Both the dress and the hat are normally housed within the collection at the Museum of Childhood, but they have both been brought to main V&A site to undergo conservation. Frances Hartog, one of our Senior Conservators has just finished carrying out the treatment on the hat.
This little hat is made from narrow strips of rayon crin, short for crinoline, which have been stitched together in a spiral. To determine the material of the hat, Frances had a small sample analysed in our Science Conservation Studio. The reason for the testing was that in 1924, rayon, which is a semi-synthetic fibre, was still a relatively new material, and Frances was intrigued to find it used for a hat.
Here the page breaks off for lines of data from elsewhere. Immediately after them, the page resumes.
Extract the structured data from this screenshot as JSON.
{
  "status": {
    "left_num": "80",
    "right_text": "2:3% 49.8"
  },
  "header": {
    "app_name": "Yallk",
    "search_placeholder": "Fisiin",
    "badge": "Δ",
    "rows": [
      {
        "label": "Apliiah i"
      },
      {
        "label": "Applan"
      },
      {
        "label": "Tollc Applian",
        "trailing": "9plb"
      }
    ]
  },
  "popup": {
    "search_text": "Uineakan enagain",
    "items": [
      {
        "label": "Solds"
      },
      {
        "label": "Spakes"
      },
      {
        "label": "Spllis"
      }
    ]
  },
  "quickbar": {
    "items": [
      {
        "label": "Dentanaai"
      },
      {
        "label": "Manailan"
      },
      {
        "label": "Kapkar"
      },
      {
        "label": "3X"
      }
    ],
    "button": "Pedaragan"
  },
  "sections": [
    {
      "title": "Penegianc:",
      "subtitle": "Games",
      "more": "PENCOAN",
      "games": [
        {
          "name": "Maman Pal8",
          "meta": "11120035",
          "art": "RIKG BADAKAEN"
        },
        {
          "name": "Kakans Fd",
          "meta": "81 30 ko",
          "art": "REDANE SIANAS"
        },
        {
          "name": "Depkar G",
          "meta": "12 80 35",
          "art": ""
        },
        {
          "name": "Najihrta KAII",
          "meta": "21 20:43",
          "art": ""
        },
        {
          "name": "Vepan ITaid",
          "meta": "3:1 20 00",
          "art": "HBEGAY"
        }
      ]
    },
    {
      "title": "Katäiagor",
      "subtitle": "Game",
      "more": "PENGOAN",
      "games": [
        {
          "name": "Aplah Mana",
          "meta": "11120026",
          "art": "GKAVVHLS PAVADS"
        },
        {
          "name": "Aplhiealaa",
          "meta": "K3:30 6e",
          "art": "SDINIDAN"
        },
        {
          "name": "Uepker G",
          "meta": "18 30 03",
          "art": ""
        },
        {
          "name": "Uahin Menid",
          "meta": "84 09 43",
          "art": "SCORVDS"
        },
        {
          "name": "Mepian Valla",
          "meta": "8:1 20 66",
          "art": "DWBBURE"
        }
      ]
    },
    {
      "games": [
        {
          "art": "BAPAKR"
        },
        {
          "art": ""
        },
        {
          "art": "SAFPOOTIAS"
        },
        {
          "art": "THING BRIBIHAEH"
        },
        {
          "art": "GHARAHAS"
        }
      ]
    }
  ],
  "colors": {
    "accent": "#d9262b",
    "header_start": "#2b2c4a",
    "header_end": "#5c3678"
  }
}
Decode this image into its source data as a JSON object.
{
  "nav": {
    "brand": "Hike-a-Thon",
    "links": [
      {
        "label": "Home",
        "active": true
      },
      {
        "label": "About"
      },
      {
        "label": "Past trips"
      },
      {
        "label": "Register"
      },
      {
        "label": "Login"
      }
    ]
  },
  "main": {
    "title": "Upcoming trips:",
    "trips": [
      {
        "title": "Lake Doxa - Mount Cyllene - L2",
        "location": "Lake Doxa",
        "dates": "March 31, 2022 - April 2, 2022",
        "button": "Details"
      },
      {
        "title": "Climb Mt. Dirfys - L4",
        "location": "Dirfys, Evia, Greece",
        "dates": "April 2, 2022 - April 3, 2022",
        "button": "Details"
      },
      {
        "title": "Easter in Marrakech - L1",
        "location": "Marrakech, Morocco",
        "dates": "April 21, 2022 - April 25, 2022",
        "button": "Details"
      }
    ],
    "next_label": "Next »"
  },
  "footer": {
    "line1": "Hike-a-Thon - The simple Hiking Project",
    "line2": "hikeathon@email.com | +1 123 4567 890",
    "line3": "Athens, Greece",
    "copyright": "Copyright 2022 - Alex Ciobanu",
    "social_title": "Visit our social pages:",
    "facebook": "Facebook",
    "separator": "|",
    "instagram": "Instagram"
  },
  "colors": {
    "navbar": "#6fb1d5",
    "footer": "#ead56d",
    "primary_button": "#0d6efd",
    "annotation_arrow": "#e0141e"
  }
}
Nowadays, crin in made from Nylon, which was not used commercially until the late 1930s. Had the hat been made from Nylon, its 1924 date would have been questionable.
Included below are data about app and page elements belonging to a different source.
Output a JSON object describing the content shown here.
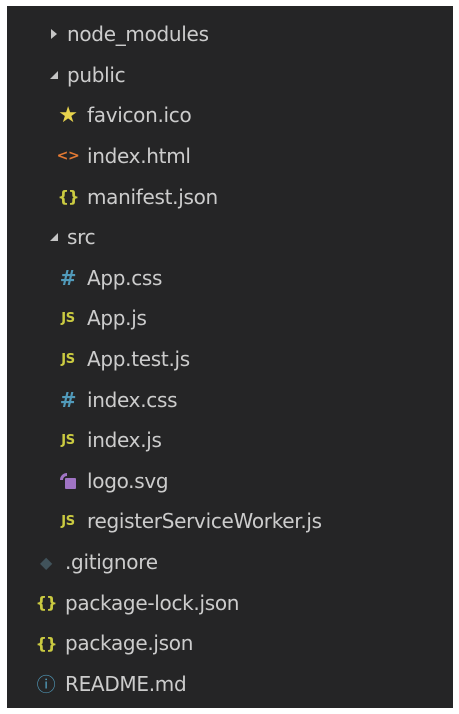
{
  "colors": {
    "panel_bg": "#252526",
    "text": "#cccccc",
    "js": "#cbcb41",
    "css": "#519aba",
    "json": "#cbcb41",
    "html": "#e37933",
    "star": "#e8d44d",
    "svg": "#a074c4",
    "git": "#41535b",
    "info": "#519aba"
  },
  "tree": [
    {
      "label": "node_modules",
      "kind": "folder",
      "expanded": false,
      "icon": "chevron-right-icon"
    },
    {
      "label": "public",
      "kind": "folder",
      "expanded": true,
      "icon": "chevron-down-icon"
    },
    {
      "label": "favicon.ico",
      "kind": "file",
      "icon": "star-icon",
      "glyph": "★"
    },
    {
      "label": "index.html",
      "kind": "file",
      "icon": "html-icon",
      "glyph": "<>"
    },
    {
      "label": "manifest.json",
      "kind": "file",
      "icon": "json-icon",
      "glyph": "{}"
    },
    {
      "label": "src",
      "kind": "folder",
      "expanded": true,
      "icon": "chevron-down-icon"
    },
    {
      "label": "App.css",
      "kind": "file",
      "icon": "css-icon",
      "glyph": "#"
    },
    {
      "label": "App.js",
      "kind": "file",
      "icon": "js-icon",
      "glyph": "JS"
    },
    {
      "label": "App.test.js",
      "kind": "file",
      "icon": "js-icon",
      "glyph": "JS"
    },
    {
      "label": "index.css",
      "kind": "file",
      "icon": "css-icon",
      "glyph": "#"
    },
    {
      "label": "index.js",
      "kind": "file",
      "icon": "js-icon",
      "glyph": "JS"
    },
    {
      "label": "logo.svg",
      "kind": "file",
      "icon": "svg-icon",
      "glyph": ""
    },
    {
      "label": "registerServiceWorker.js",
      "kind": "file",
      "icon": "js-icon",
      "glyph": "JS"
    },
    {
      "label": ".gitignore",
      "kind": "file",
      "icon": "git-icon",
      "glyph": "◆"
    },
    {
      "label": "package-lock.json",
      "kind": "file",
      "icon": "json-icon",
      "glyph": "{}"
    },
    {
      "label": "package.json",
      "kind": "file",
      "icon": "json-icon",
      "glyph": "{}"
    },
    {
      "label": "README.md",
      "kind": "file",
      "icon": "info-icon",
      "glyph": "ⓘ"
    }
  ]
}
The previous two images show the object before of conservation, and it is clear to see how the hat was looking rather crushed and floppy when we assessed it. It also had several visible holes with loose threads hanging down in a messy tangle.
Taking a closer look at the brim, the holes are even more evident, as is the broken edging thread.
After conservation however; which involved supporting the holes with a black net and adding a new thread to define the rim, the holes are far less visible.
Looking at the same views of the object after the conservation treatment, the hat is in much better shape. The holes have been supported and the stitching renewed where necessary, and there is also a fairly obvious addition to the hat in the shape of the flower!
The flower however is not a part of the original object, as the flower was not accessioned with the ensemble. Having looked at the photograph of the bridal party, both the Conservator and the Curator felt that the hat didn’t resemble the image closely enough, and that for the sake of interpretation a replica could be added to ensure visitors could see the hat in the correct context and style. Luckily, a suitable replica was found among many silk flowers we have in our unregistered collection.
When it comes to using replicas in this manner, our aim is always to improve the understanding of the object and never to deceive the viewer. As such, all replicas are listed on the object labels throughout any exhibition.
I hope you’ll agree that although the flower is not original, it does vastly improve both the overall look and impact of the hat.